Research output: Contribution in Book/Report/ProceedingsChapter

Published
Publication date3/06/2018
Host publicationNetworked Learning: Reflections and Challenges
EditorsNina Bonderup Dohn, Susan Cranmer, Julie-Ann Sime, Maarten de Laat, Thomas Ryberg
PublisherSpringer
ISBN (Electronic)9783319748573
ISBN (Print)9783319748566
Original languageEnglish

Publication series

NameResearch in Networked Learning
PublisherSpringer

Abstract

The aim of this chapter is to critically examine some discursive effects of the ‘paradigm shift’ rhetoric that is commonly used in the advocacy of online higher education (e.g., Harasim, 2000; Nachmias, 2002). The chapter will unpack how that particular rhetoric—which permeates generalist discourse about online higher education—impacts upon actual distance education practices in specific higher education settings, such as ‘open universities’, where distance education is the core institutional function and where the historical development of practice has been separate from that of ‘mainstream’ higher education.

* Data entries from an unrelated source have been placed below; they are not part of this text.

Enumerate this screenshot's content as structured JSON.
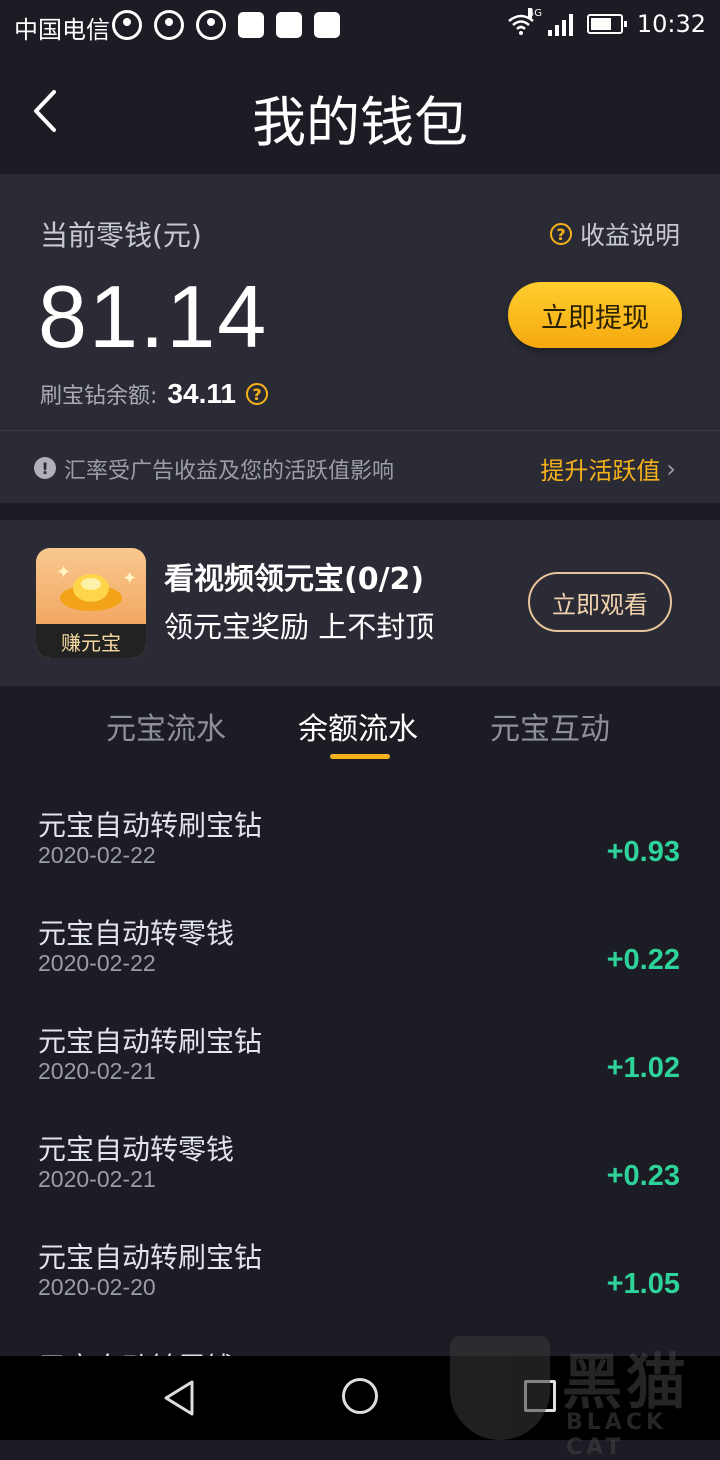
{
  "status_bar": {
    "carrier": "中国电信",
    "network": "4G",
    "time": "10:32"
  },
  "header": {
    "title": "我的钱包"
  },
  "balance": {
    "label": "当前零钱(元)",
    "value": "81.14",
    "earnings_info_label": "收益说明",
    "withdraw_label": "立即提现",
    "diamond_label": "刷宝钻余额:",
    "diamond_value": "34.11"
  },
  "notice": {
    "text": "汇率受广告收益及您的活跃值影响",
    "link_label": "提升活跃值"
  },
  "video_task": {
    "badge_label": "赚元宝",
    "title": "看视频领元宝(0/2)",
    "subtitle": "领元宝奖励 上不封顶",
    "button_label": "立即观看"
  },
  "tabs": [
    {
      "label": "元宝流水",
      "active": false
    },
    {
      "label": "余额流水",
      "active": true
    },
    {
      "label": "元宝互动",
      "active": false
    }
  ],
  "records": [
    {
      "title": "元宝自动转刷宝钻",
      "date": "2020-02-22",
      "amount": "+0.93"
    },
    {
      "title": "元宝自动转零钱",
      "date": "2020-02-22",
      "amount": "+0.22"
    },
    {
      "title": "元宝自动转刷宝钻",
      "date": "2020-02-21",
      "amount": "+1.02"
    },
    {
      "title": "元宝自动转零钱",
      "date": "2020-02-21",
      "amount": "+0.23"
    },
    {
      "title": "元宝自动转刷宝钻",
      "date": "2020-02-20",
      "amount": "+1.05"
    }
  ],
  "partial_record_title": "元宝自动转零钱",
  "watermark": {
    "cn": "黑猫",
    "en": "BLACK CAT"
  },
  "colors": {
    "accent": "#f5b21b",
    "positive": "#2ed39a",
    "background": "#1b1c24",
    "card": "#2a2b35"
  }
}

The chapter focuses on the transition from the earlier form of distance education, which was largely associated with and led by dedicated distance universities, to the current form of online higher education, which operates and is discussed more and more frequently in mainstream higher education contexts (such as traditional campus-based universities). The particular ‘paradigm shift’ rhetoric that emerged during that transition will be discussed, and its discursive effects on distance education practices in open universities will be analysed. The main argument is that the rhetoric, as a widespread academic discourse, has generated and continues to perpetuate a ‘gap’ between learning theories and instructional practices in the open university settings—where current distance education practices have arisen from a unique course of historical development, but which are now subjected to ‘paradigm shift’ rhetoric being imposed from outside. The implications for Networked Learning (NL) research and practice will be discussed, and several suggestions will be made whereby the NL community might develop a more balanced and critical discourse about online higher education.